In 1995, Gilbert founded Cavedog Entertainment, Humongous' sister company for non-kids games. In 1996, GameSpot named him as the 15th on their list of the most influential people in computer gaming of all time. In 1997, Computer Gaming World similarly ranked him as number 15 on the list of the most influential people of all time in computer gaming for inventing the SCUMM engine. While at Cavedog, Gilbert was the producer of Total Annihilation and worked on a game titled Good & Evil. Widely regarded as his pet project, Good & Evil was said to incorporate many different themes and gameplay styles. The game was previewed by several publications, but the project was cancelled when Cavedog closed down in 1999. In an interview with GameSpot conducted a while after Cavedog's shut-down, Gilbert said the Good & Evil project had suffered due to him trying to design a game and run a company at the same time.
As of 2005, Ron Gilbert was independently designing an unspecified new adventure/R.P.G., which he was pitching to publishers. He also started a blog "Grumpy Gamer", offering game industry commentary, occasionally in the form of animated cartoons that he created with Voodoo Vince designer Clayton Kauzlaric.
In 2007, Gilbert created "Threepwood", an exclusively Monkey Island-themed guild on the World of Warcraft server Quel'Dorei, and Gilbert began to collaborate with Hothead Games on Penny Arcade Adventures: On the Rain-Slick Precipice of Darkness, a game based on the webcomic Penny Arcade. He was chosen to be the Keynote Speaker for Penny Arcade Expo for 2009.
In January 2008, he joined Hothead Games as creative director, with whom he was developing DeathSpank, an adventure/R.P.G. Although still working at Hothead Games, Gilbert contributed to the design for Telltale Games' Tales of Monkey Island, taking part in the brainstorming process early in the development of the game. The episodic fifth entry in the Monkey Island series marked the first time Gilbert worked on a Monkey Island game since 1991's LeChuck's Revenge. On April 6, 2010, on his blog he announced that he left Hothead Games. He will continue to promote DeathSpank with Electronic Arts.
In September 2010, it was revealed that Gilbert had been hired by fellow former LucasArts game designer Tim Schafer, to work at Schafer's own Double Fine Productions. In February 2012, Tim Schafer confirmed he will be working with Ron Gilbert on a new adventure game. In May 2012, the game was revealed as The Cave, which was released as a downloadable title by Sega in 2013.
After the buying of LucasArts by The Walt Disney Company in 2012, the rights to the Monkey Island series became the company's property.
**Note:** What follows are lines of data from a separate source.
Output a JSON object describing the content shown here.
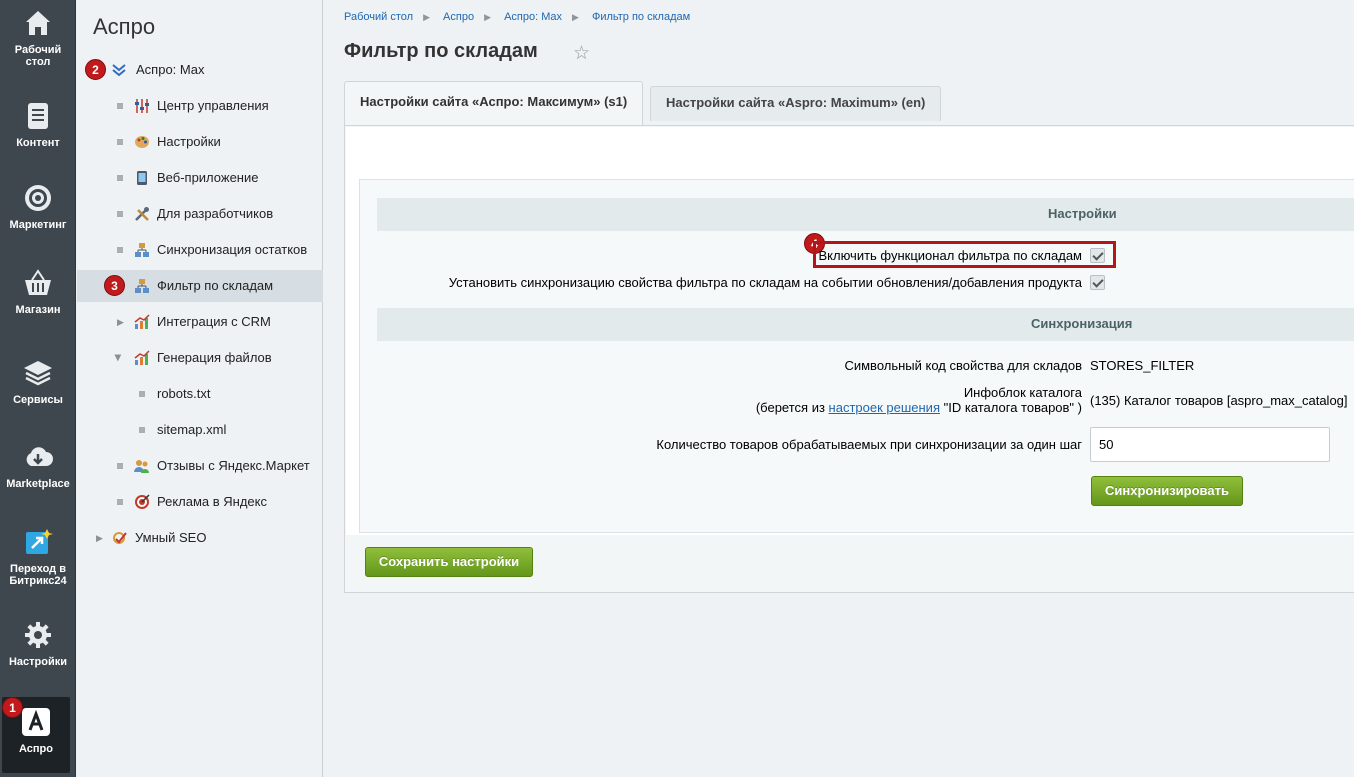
{
  "rail": {
    "items": [
      {
        "label_line1": "Рабочий",
        "label_line2": "стол"
      },
      {
        "label_line1": "Контент",
        "label_line2": ""
      },
      {
        "label_line1": "Маркетинг",
        "label_line2": ""
      },
      {
        "label_line1": "Магазин",
        "label_line2": ""
      },
      {
        "label_line1": "Сервисы",
        "label_line2": ""
      },
      {
        "label_line1": "Marketplace",
        "label_line2": ""
      },
      {
        "label_line1": "Переход в",
        "label_line2": "Битрикс24"
      },
      {
        "label_line1": "Настройки",
        "label_line2": ""
      },
      {
        "label_line1": "Аспро",
        "label_line2": ""
      }
    ],
    "badge": "1"
  },
  "menu": {
    "title": "Аспро",
    "root_label": "Аспро: Max",
    "root_badge": "2",
    "items": [
      {
        "label": "Центр управления"
      },
      {
        "label": "Настройки"
      },
      {
        "label": "Веб-приложение"
      },
      {
        "label": "Для разработчиков"
      },
      {
        "label": "Синхронизация остатков"
      },
      {
        "label": "Фильтр по складам"
      },
      {
        "label": "Интеграция с CRM"
      },
      {
        "label": "Генерация файлов"
      },
      {
        "label": "robots.txt"
      },
      {
        "label": "sitemap.xml"
      },
      {
        "label": "Отзывы с Яндекс.Маркет"
      },
      {
        "label": "Реклама в Яндекс"
      },
      {
        "label": "Умный SEO"
      }
    ],
    "selected_badge": "3"
  },
  "breadcrumbs": [
    "Рабочий стол",
    "Аспро",
    "Аспро: Max",
    "Фильтр по складам"
  ],
  "page_title": "Фильтр по складам",
  "tabs": [
    {
      "label": "Настройки сайта «Аспро: Максимум» (s1)"
    },
    {
      "label": "Настройки сайта «Aspro: Maximum» (en)"
    }
  ],
  "form": {
    "section_settings": "Настройки",
    "enable_label": "Включить функционал фильтра по складам",
    "enable_badge": "4",
    "enable_checked": true,
    "sync_prop_label": "Установить синхронизацию свойства фильтра по складам на событии обновления/добавления продукта",
    "sync_prop_checked": true,
    "section_sync": "Синхронизация",
    "code_label": "Символьный код свойства для складов",
    "code_value": "STORES_FILTER",
    "iblock_label_line1": "Инфоблок каталога",
    "iblock_label_prefix": "(берется из ",
    "iblock_label_link": "настроек решения",
    "iblock_label_suffix": " \"ID каталога товаров\" )",
    "iblock_value": "(135) Каталог товаров [aspro_max_catalog]",
    "count_label": "Количество товаров обрабатываемых при синхронизации за один шаг",
    "count_value": "50",
    "sync_button": "Синхронизировать",
    "save_button": "Сохранить настройки"
  }
}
Ron Gilbert has been quoted in November 2012 as not being optimistic about the franchise's future, believing that Disney might abandon the franchise in favor of Pirates of the Caribbean, however, in December 2012, he was also quoted as wishing to contact Disney, hoping to "make the game he wants to make".
In March 2013, Gilbert left Double Fine Productions revealing that his joining the studio was purely for the creation of The Cave: "I was telling him [Tim Schafer] about The Cave and he really liked it, so he said 'come to Double Fine and make it. It was really all about making that game." Most recently he worked on the iOS and Android game Scurvy Scallywags with DeathSpank co-creator Clayton Kauzlaric.
On November 18, 2014, it was revealed that he had reunited with Gary Winnick, with whom he created his early critically acclaimed point'n'click games at LucasArts, and that they were working together on a new point'n'click game called Thimbleweed Park. The game reached its funding target on the crowd sourcing site Kickstarter on December 18 and was released on March 30, 2017 in full 'talkie' mode for Windows, Linux, Mac and Xbox One. A port to iOS and Android was confirmed after the project met its last stretch-goal.